Where obtaining political and governmental engagement is concerned, in order to facilitate sovereign insurance or macro-insurance policies, this process may take a little longer. In the UK public discussion first took place on this matter almost fifteen years ago, as a result of the collaboration between Atkinson, H., Tickell, C., and Williams, D., in their “Report of the Task Force on Potentially Hazardous Near Earth Objects2 Procrastination with regard to international financial contingency planning can arguably be attributed to the unlikely nature of an impact event occurring within the lifetime of a parliament or a term of office. As can be seen from the planning in response to previous natural disasters, such as the hundred-year floods, decision making, in terms of risk treatment, was postponed. Furthermore, previous responses to low-probability but high-consequence natural disasters are inconsistent.
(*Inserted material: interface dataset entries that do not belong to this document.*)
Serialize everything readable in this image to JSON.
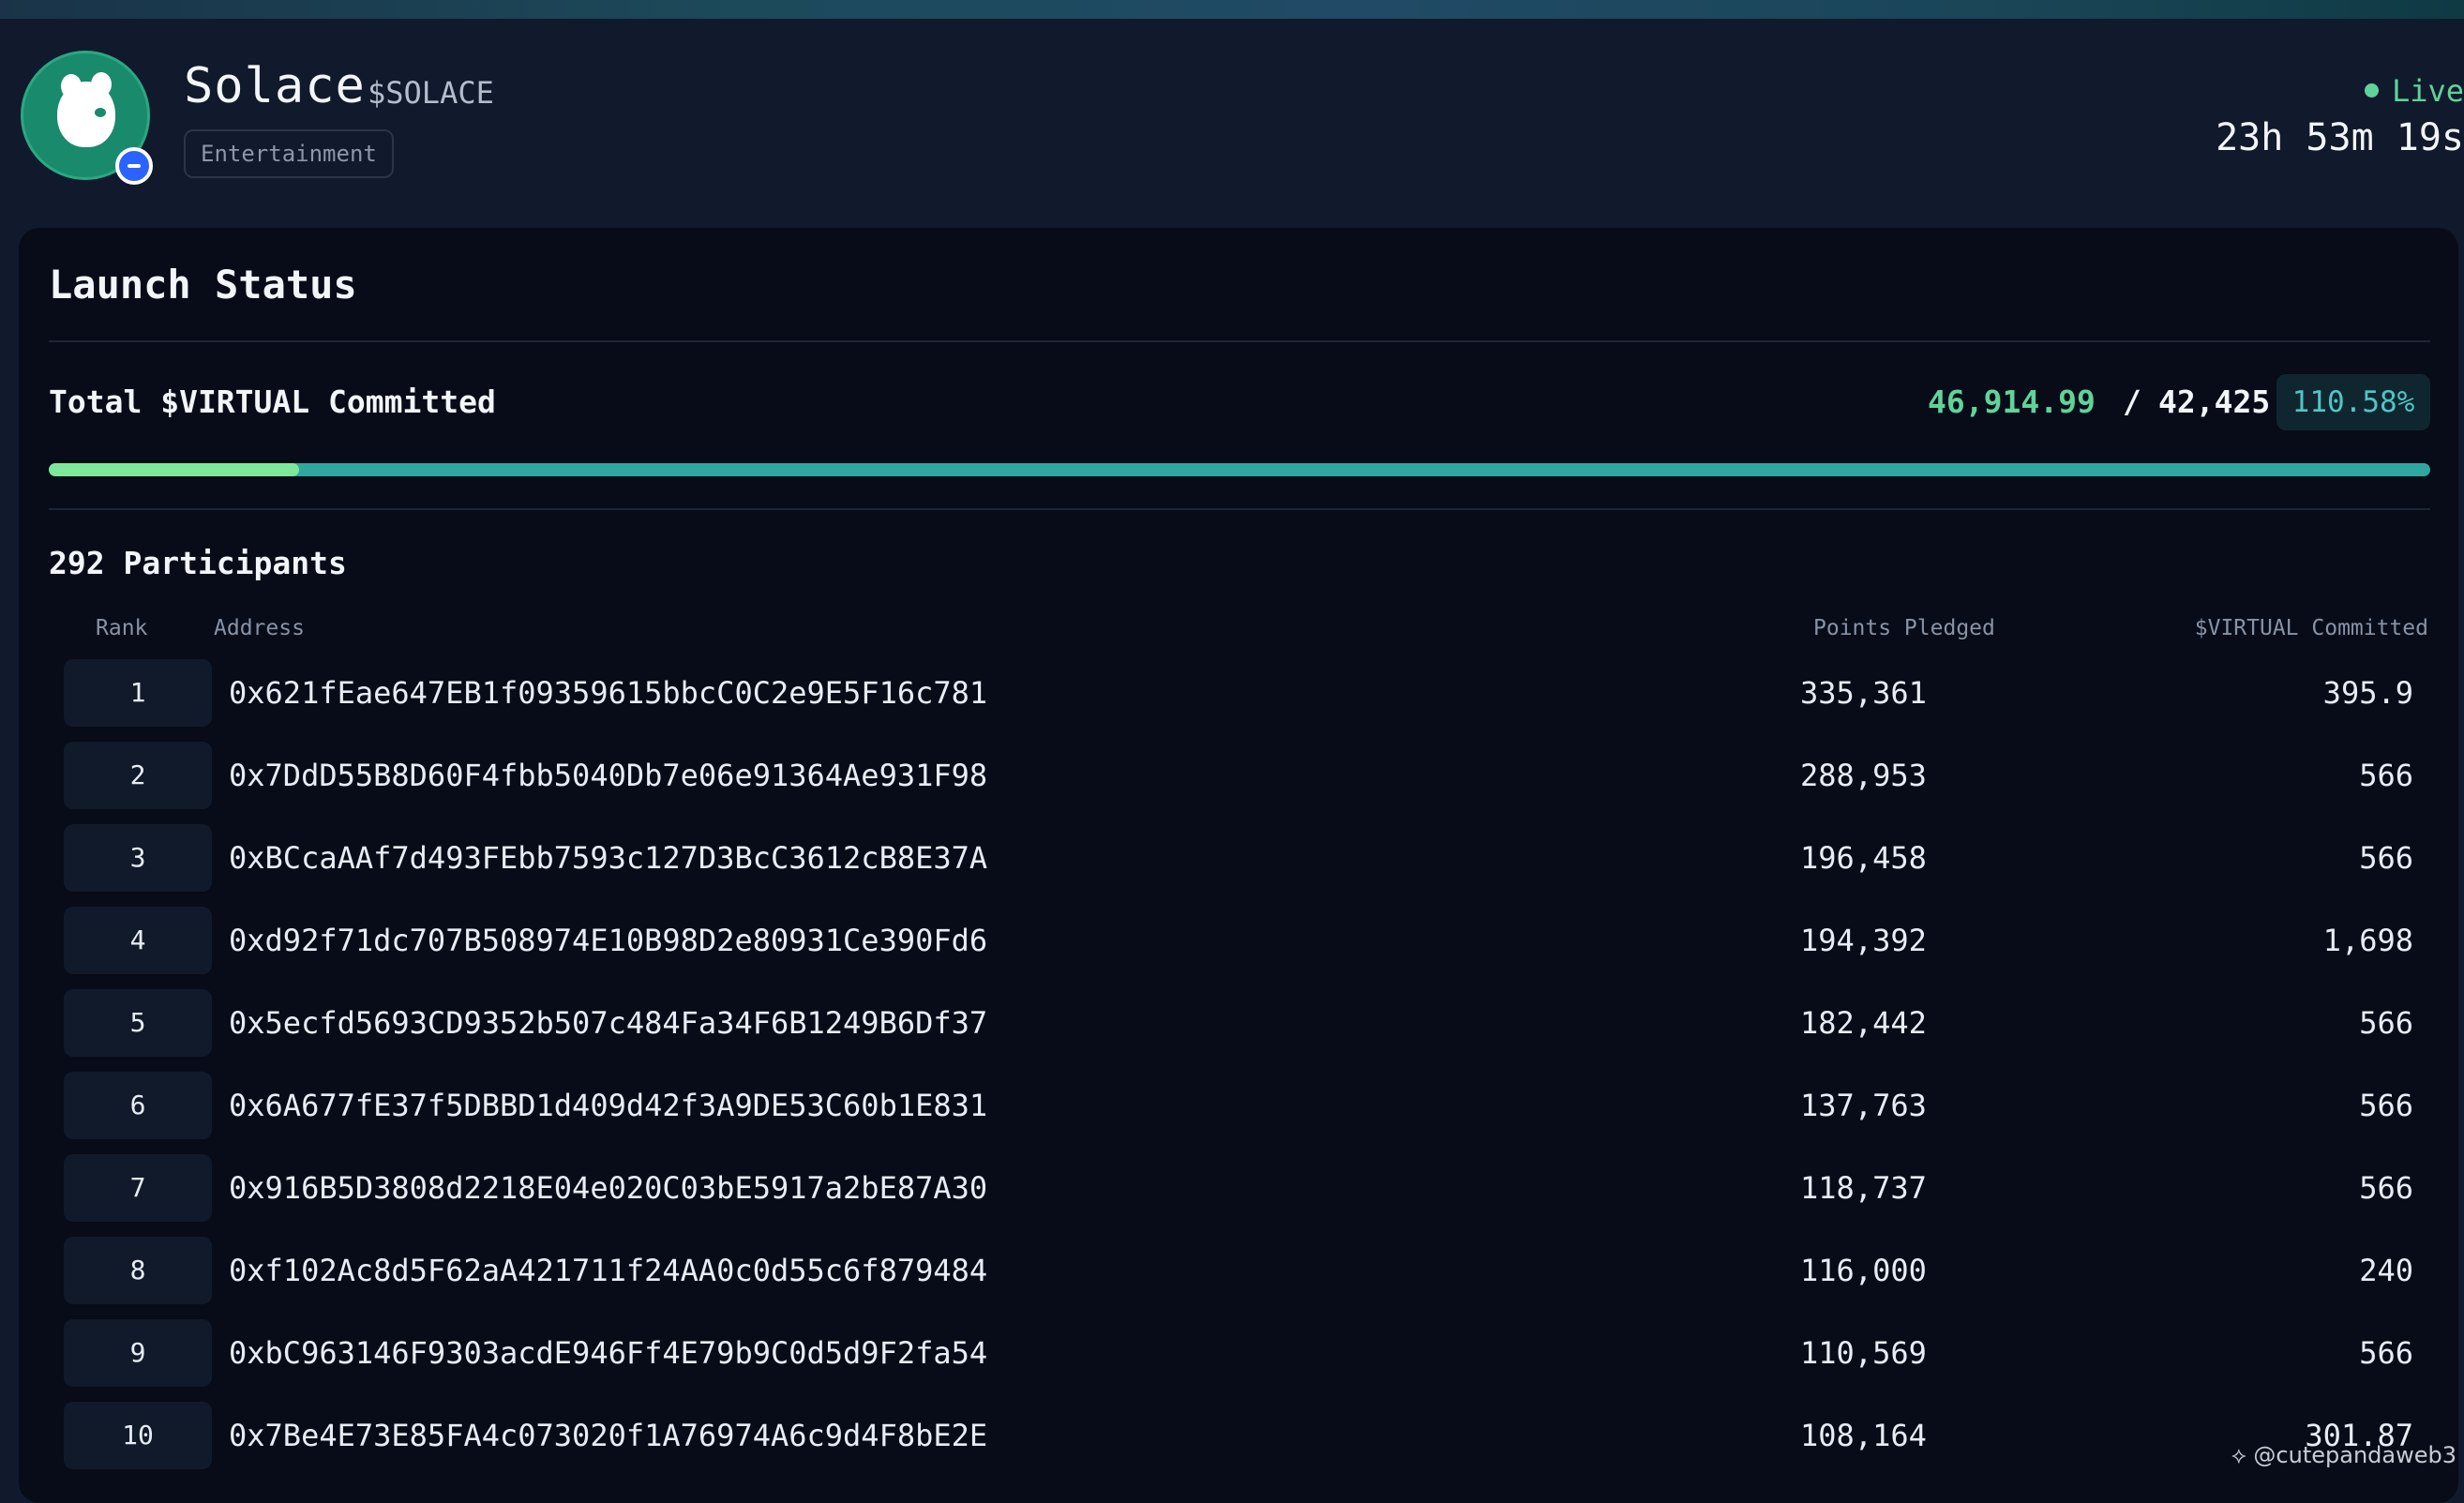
{
  "header": {
    "token_name": "Solace",
    "ticker": "$SOLACE",
    "category": "Entertainment",
    "status": "Live",
    "countdown": "23h 53m 19s"
  },
  "launch": {
    "title": "Launch Status",
    "committed_label": "Total $VIRTUAL Committed",
    "committed_current": "46,914.99",
    "separator": "/",
    "committed_goal": "42,425",
    "percent": "110.58%",
    "progress_highlight_fraction": 0.105
  },
  "participants": {
    "title": "292 Participants",
    "columns": {
      "rank": "Rank",
      "address": "Address",
      "points": "Points Pledged",
      "virtual": "$VIRTUAL Committed"
    },
    "rows": [
      {
        "rank": "1",
        "address": "0x621fEae647EB1f09359615bbcC0C2e9E5F16c781",
        "points": "335,361",
        "virtual": "395.9"
      },
      {
        "rank": "2",
        "address": "0x7DdD55B8D60F4fbb5040Db7e06e91364Ae931F98",
        "points": "288,953",
        "virtual": "566"
      },
      {
        "rank": "3",
        "address": "0xBCcaAAf7d493FEbb7593c127D3BcC3612cB8E37A",
        "points": "196,458",
        "virtual": "566"
      },
      {
        "rank": "4",
        "address": "0xd92f71dc707B508974E10B98D2e80931Ce390Fd6",
        "points": "194,392",
        "virtual": "1,698"
      },
      {
        "rank": "5",
        "address": "0x5ecfd5693CD9352b507c484Fa34F6B1249B6Df37",
        "points": "182,442",
        "virtual": "566"
      },
      {
        "rank": "6",
        "address": "0x6A677fE37f5DBBD1d409d42f3A9DE53C60b1E831",
        "points": "137,763",
        "virtual": "566"
      },
      {
        "rank": "7",
        "address": "0x916B5D3808d2218E04e020C03bE5917a2bE87A30",
        "points": "118,737",
        "virtual": "566"
      },
      {
        "rank": "8",
        "address": "0xf102Ac8d5F62aA421711f24AA0c0d55c6f879484",
        "points": "116,000",
        "virtual": "240"
      },
      {
        "rank": "9",
        "address": "0xbC963146F9303acdE946Ff4E79b9C0d5d9F2fa54",
        "points": "110,569",
        "virtual": "566"
      },
      {
        "rank": "10",
        "address": "0x7Be4E73E85FA4c073020f1A76974A6c9d4F8bE2E",
        "points": "108,164",
        "virtual": "301.87"
      }
    ]
  },
  "watermark": "@cutepandaweb3",
  "colors": {
    "accent_green": "#5fd39a",
    "progress_teal": "#2fa7a0",
    "progress_highlight": "#7de89a",
    "percent_text": "#4fc6c3"
  }
}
This can best be exemplified when, during the mid-1980’s, the US Army Corps of Engineers (USACE) modeled a hurricane path, which was subsequently proven to be identical to the exact path Hurricane Katrina would later follow. Despite this prediction being widely communicated and published, it was still not sufficient for the authorities concerned to initiate a comprehensive management framework for the instigation of the required flood control projects. As a result of this, the majority of the low-lying wetland areas in and around New Orleans, which could have been included within the flood protection system, became flooded. Similarly, with the near-Earth object impact hazard, history is in danger of repeating itself unless more geopolitical action is taken as a result of the various representations and recommendations that have already been made to the United Nations.


[Photo: Max Alexander] Debbie Lewis with Sir Crispin Tickell and Richard Crowther on the Asteroid Day Expert Panel.




1.Griffiths, K. (2010) Rising cost of catastrophe in the developed world.” The Times, (London) 1 December and Schnarwiler, R. (2010) Securing Funds Before Disasters Strike, Zurich: Swiss Reinsurance Company Ltd; available online at www.swissre.com/clients/governments_ngos/; date accessed 7 December 2010.
2.Atkinson, H., Tickell, C., and Williams, D. (2000) Report of the Task Force on Potentially Hazardous Near Earth Objects. London: British National Space Centre; available online at http://www.nearearthobject.co.uk; accessed 28 March 2009.